(Provided material)
----------------------------------------

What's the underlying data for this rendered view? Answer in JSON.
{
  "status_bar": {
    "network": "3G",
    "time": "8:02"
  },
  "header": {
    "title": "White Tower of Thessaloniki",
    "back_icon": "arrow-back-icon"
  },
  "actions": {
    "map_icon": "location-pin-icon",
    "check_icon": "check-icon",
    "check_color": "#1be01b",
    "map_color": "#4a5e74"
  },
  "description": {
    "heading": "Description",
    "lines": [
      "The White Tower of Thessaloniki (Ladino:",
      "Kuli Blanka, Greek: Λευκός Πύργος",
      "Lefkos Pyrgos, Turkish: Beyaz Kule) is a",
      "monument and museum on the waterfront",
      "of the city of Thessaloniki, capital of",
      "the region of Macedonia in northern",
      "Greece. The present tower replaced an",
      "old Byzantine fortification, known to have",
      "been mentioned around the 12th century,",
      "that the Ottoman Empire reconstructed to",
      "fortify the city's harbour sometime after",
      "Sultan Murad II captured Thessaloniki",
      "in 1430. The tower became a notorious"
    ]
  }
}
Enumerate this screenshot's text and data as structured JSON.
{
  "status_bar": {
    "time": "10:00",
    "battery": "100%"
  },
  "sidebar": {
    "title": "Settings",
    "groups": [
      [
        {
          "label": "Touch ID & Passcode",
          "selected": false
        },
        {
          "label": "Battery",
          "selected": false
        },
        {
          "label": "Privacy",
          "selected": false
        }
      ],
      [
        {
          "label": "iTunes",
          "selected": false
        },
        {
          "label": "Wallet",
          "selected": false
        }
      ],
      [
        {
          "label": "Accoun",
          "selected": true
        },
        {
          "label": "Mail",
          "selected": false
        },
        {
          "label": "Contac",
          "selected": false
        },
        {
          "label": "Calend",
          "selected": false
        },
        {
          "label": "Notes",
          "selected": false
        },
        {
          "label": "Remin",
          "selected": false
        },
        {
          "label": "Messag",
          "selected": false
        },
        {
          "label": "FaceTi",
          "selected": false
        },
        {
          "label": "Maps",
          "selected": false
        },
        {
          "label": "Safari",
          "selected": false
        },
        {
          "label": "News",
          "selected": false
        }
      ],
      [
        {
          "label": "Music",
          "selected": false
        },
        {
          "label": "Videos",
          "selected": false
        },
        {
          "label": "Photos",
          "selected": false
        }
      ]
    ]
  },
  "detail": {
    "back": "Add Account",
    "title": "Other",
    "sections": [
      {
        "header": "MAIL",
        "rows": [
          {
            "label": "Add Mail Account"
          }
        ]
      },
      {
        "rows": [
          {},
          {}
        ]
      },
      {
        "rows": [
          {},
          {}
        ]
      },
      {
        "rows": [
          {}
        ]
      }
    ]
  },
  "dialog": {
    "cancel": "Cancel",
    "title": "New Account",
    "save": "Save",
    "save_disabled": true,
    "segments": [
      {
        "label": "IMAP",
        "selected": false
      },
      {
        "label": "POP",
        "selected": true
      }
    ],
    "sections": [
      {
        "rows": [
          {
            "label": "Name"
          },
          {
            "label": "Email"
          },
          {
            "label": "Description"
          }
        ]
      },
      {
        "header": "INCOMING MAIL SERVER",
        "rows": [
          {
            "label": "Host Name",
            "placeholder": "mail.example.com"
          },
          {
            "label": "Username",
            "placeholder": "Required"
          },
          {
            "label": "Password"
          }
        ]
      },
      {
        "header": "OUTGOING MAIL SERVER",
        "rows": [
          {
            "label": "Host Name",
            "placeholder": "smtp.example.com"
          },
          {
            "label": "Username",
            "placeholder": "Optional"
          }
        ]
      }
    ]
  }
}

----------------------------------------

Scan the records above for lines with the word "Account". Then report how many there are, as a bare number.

3